SUPPLIED DATA below:

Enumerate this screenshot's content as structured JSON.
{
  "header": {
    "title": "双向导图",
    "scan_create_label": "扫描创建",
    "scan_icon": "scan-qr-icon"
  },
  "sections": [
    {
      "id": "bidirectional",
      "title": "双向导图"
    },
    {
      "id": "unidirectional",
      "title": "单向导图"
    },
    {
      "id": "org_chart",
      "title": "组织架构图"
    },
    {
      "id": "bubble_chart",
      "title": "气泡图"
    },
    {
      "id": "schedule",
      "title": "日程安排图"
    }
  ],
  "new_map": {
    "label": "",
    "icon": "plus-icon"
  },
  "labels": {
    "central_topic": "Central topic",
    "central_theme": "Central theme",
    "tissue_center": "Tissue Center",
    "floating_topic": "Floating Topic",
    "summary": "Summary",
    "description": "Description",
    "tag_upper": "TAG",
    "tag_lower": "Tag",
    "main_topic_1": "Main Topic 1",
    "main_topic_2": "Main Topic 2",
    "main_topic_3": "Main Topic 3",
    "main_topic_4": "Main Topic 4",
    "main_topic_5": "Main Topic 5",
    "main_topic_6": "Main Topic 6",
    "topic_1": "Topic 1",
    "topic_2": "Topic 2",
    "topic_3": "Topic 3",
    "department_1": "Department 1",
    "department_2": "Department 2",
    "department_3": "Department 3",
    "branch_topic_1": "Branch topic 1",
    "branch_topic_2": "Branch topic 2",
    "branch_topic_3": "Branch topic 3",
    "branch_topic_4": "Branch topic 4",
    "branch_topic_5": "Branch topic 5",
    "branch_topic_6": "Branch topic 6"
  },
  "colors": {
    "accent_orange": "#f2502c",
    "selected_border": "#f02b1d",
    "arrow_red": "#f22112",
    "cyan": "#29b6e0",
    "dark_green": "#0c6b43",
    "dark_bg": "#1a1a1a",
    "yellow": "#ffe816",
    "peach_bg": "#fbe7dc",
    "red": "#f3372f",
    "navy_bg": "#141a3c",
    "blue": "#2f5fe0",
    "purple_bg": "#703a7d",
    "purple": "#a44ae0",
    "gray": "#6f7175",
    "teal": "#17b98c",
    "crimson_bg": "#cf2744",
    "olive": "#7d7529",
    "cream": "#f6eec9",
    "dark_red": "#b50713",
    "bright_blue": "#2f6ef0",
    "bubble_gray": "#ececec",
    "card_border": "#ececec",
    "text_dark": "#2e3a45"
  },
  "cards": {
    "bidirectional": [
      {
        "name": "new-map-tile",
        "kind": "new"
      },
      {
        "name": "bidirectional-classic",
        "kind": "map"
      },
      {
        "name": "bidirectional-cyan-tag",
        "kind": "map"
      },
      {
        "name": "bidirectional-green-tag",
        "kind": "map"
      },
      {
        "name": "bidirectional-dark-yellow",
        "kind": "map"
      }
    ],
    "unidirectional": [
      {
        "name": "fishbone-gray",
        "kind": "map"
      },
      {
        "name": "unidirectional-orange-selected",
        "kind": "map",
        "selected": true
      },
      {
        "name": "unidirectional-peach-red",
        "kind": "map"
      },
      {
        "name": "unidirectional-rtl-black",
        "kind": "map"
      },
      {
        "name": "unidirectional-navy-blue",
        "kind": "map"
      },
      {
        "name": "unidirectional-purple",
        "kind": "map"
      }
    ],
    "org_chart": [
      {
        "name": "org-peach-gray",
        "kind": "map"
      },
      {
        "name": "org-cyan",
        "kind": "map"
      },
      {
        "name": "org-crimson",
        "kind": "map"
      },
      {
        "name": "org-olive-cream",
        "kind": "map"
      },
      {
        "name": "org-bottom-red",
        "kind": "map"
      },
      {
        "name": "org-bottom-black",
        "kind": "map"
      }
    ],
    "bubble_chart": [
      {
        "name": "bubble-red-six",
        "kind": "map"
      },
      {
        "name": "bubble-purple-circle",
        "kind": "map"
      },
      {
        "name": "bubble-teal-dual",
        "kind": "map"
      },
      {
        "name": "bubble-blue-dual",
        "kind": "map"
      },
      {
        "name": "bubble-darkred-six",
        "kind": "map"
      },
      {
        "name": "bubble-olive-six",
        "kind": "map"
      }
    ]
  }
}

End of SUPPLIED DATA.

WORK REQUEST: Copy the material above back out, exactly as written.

ANSWER AREA:
Enumerate this screenshot's content as structured JSON.
{
  "header": {
    "title": "双向导图",
    "scan_create_label": "扫描创建",
    "scan_icon": "scan-qr-icon"
  },
  "sections": [
    {
      "id": "bidirectional",
      "title": "双向导图"
    },
    {
      "id": "unidirectional",
      "title": "单向导图"
    },
    {
      "id": "org_chart",
      "title": "组织架构图"
    },
    {
      "id": "bubble_chart",
      "title": "气泡图"
    },
    {
      "id": "schedule",
      "title": "日程安排图"
    }
  ],
  "new_map": {
    "label": "",
    "icon": "plus-icon"
  },
  "labels": {
    "central_topic": "Central topic",
    "central_theme": "Central theme",
    "tissue_center": "Tissue Center",
    "floating_topic": "Floating Topic",
    "summary": "Summary",
    "description": "Description",
    "tag_upper": "TAG",
    "tag_lower": "Tag",
    "main_topic_1": "Main Topic 1",
    "main_topic_2": "Main Topic 2",
    "main_topic_3": "Main Topic 3",
    "main_topic_4": "Main Topic 4",
    "main_topic_5": "Main Topic 5",
    "main_topic_6": "Main Topic 6",
    "topic_1": "Topic 1",
    "topic_2": "Topic 2",
    "topic_3": "Topic 3",
    "department_1": "Department 1",
    "department_2": "Department 2",
    "department_3": "Department 3",
    "branch_topic_1": "Branch topic 1",
    "branch_topic_2": "Branch topic 2",
    "branch_topic_3": "Branch topic 3",
    "branch_topic_4": "Branch topic 4",
    "branch_topic_5": "Branch topic 5",
    "branch_topic_6": "Branch topic 6"
  },
  "colors": {
    "accent_orange": "#f2502c",
    "selected_border": "#f02b1d",
    "arrow_red": "#f22112",
    "cyan": "#29b6e0",
    "dark_green": "#0c6b43",
    "dark_bg": "#1a1a1a",
    "yellow": "#ffe816",
    "peach_bg": "#fbe7dc",
    "red": "#f3372f",
    "navy_bg": "#141a3c",
    "blue": "#2f5fe0",
    "purple_bg": "#703a7d",
    "purple": "#a44ae0",
    "gray": "#6f7175",
    "teal": "#17b98c",
    "crimson_bg": "#cf2744",
    "olive": "#7d7529",
    "cream": "#f6eec9",
    "dark_red": "#b50713",
    "bright_blue": "#2f6ef0",
    "bubble_gray": "#ececec",
    "card_border": "#ececec",
    "text_dark": "#2e3a45"
  },
  "cards": {
    "bidirectional": [
      {
        "name": "new-map-tile",
        "kind": "new"
      },
      {
        "name": "bidirectional-classic",
        "kind": "map"
      },
      {
        "name": "bidirectional-cyan-tag",
        "kind": "map"
      },
      {
        "name": "bidirectional-green-tag",
        "kind": "map"
      },
      {
        "name": "bidirectional-dark-yellow",
        "kind": "map"
      }
    ],
    "unidirectional": [
      {
        "name": "fishbone-gray",
        "kind": "map"
      },
      {
        "name": "unidirectional-orange-selected",
        "kind": "map",
        "selected": true
      },
      {
        "name": "unidirectional-peach-red",
        "kind": "map"
      },
      {
        "name": "unidirectional-rtl-black",
        "kind": "map"
      },
      {
        "name": "unidirectional-navy-blue",
        "kind": "map"
      },
      {
        "name": "unidirectional-purple",
        "kind": "map"
      }
    ],
    "org_chart": [
      {
        "name": "org-peach-gray",
        "kind": "map"
      },
      {
        "name": "org-cyan",
        "kind": "map"
      },
      {
        "name": "org-crimson",
        "kind": "map"
      },
      {
        "name": "org-olive-cream",
        "kind": "map"
      },
      {
        "name": "org-bottom-red",
        "kind": "map"
      },
      {
        "name": "org-bottom-black",
        "kind": "map"
      }
    ],
    "bubble_chart": [
      {
        "name": "bubble-red-six",
        "kind": "map"
      },
      {
        "name": "bubble-purple-circle",
        "kind": "map"
      },
      {
        "name": "bubble-teal-dual",
        "kind": "map"
      },
      {
        "name": "bubble-blue-dual",
        "kind": "map"
      },
      {
        "name": "bubble-darkred-six",
        "kind": "map"
      },
      {
        "name": "bubble-olive-six",
        "kind": "map"
      }
    ]
  }
}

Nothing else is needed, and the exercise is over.